§ **Stored records**
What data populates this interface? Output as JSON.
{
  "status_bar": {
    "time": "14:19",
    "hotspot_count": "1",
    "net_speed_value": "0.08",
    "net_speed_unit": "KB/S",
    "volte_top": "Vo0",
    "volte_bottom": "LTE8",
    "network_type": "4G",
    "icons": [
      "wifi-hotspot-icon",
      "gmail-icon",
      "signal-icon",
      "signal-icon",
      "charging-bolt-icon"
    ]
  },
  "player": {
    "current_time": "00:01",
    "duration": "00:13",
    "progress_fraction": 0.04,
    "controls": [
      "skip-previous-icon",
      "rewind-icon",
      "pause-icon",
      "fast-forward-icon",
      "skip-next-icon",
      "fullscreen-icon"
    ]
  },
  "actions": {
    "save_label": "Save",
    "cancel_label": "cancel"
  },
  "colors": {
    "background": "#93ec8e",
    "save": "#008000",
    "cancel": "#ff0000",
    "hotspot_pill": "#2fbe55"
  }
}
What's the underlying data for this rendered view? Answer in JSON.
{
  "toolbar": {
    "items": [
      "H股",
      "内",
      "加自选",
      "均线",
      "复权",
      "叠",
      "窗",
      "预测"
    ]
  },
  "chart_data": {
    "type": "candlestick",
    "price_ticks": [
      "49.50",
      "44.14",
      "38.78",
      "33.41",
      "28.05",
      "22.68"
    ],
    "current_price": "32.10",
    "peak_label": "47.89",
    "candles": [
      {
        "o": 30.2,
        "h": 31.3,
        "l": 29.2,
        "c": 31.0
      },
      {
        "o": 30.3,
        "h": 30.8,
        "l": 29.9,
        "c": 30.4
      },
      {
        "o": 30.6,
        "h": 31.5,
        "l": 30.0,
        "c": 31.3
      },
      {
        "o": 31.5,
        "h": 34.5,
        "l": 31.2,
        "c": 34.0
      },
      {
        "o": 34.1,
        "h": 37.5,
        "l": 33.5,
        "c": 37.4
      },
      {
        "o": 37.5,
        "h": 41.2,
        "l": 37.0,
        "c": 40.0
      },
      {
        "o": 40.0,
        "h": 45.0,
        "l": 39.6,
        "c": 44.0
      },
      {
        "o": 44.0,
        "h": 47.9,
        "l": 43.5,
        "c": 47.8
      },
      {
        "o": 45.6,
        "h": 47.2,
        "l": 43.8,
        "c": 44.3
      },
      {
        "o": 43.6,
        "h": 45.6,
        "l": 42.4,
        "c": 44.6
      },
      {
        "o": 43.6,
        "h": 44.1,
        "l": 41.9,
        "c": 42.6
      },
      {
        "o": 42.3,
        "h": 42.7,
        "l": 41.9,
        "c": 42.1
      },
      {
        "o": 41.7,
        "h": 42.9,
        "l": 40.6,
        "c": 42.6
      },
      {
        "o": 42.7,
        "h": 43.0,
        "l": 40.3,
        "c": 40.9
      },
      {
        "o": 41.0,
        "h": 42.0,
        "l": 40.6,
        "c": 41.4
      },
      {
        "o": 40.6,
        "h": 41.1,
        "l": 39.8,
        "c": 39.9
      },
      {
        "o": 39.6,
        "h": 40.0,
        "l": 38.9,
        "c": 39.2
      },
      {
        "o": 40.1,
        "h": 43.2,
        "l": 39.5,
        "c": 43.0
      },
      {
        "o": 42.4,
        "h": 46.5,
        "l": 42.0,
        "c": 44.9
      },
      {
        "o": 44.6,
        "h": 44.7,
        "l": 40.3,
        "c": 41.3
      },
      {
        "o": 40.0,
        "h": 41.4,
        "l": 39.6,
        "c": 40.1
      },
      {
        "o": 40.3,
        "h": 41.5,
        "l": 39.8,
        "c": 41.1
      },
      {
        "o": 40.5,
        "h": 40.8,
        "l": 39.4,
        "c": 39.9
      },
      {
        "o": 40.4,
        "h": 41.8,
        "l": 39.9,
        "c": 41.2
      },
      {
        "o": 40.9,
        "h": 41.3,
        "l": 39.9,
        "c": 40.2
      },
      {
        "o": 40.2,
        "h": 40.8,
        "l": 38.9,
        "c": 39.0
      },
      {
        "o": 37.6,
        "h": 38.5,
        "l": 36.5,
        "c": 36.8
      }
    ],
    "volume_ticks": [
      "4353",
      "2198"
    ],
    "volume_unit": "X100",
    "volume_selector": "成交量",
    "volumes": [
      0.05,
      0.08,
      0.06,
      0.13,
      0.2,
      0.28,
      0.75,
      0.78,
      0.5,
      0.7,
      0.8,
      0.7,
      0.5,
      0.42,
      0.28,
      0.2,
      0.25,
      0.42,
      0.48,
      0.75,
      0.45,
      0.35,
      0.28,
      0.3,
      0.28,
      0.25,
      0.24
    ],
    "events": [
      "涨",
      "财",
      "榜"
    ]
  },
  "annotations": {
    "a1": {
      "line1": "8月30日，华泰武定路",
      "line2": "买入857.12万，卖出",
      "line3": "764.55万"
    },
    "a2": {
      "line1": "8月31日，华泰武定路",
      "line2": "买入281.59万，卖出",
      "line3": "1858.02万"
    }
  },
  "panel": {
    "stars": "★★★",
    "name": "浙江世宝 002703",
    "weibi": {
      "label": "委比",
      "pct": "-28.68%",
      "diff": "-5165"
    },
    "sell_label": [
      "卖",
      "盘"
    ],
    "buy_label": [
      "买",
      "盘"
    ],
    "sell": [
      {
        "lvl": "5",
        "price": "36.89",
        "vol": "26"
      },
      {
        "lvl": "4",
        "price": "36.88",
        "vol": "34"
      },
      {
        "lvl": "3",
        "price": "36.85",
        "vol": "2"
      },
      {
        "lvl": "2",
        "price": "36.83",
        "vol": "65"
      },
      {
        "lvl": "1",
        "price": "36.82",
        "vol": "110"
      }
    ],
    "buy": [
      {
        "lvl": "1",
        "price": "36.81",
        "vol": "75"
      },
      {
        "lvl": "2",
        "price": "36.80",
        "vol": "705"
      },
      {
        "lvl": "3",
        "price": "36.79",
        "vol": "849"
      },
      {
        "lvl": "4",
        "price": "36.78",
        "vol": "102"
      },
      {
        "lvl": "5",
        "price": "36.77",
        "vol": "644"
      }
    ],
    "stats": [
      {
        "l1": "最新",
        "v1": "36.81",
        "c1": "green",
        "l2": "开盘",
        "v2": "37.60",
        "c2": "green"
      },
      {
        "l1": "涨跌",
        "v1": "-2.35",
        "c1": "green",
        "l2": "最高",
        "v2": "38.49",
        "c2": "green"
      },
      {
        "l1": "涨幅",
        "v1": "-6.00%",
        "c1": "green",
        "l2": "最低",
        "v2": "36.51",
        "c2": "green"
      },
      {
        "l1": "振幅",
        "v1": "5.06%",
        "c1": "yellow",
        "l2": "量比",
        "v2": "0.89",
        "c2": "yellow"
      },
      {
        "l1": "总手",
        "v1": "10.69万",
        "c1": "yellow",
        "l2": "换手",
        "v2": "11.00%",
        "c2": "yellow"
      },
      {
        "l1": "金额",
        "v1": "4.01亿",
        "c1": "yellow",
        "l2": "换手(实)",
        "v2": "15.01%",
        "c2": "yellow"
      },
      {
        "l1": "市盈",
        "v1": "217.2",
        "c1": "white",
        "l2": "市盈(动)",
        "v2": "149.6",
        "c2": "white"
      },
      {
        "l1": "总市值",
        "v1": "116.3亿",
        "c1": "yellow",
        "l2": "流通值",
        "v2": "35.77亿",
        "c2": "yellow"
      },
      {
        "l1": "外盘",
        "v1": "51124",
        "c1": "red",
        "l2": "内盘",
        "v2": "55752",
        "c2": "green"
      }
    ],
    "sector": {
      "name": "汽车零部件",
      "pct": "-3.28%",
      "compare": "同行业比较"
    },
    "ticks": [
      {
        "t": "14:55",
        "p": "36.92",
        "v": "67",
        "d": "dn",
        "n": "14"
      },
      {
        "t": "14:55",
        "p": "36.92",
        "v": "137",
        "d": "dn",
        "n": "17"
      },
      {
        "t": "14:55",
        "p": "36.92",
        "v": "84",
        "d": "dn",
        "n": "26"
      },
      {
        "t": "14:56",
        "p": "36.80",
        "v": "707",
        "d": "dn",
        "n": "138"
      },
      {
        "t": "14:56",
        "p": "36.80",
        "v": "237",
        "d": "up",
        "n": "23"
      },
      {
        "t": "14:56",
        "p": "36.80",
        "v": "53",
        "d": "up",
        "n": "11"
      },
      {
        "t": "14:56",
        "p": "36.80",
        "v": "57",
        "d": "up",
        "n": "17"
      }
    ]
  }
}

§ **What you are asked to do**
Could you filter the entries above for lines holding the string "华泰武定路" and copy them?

§ **Expected answer**
      "line1": "8月30日，华泰武定路",
      "line1": "8月31日，华泰武定路",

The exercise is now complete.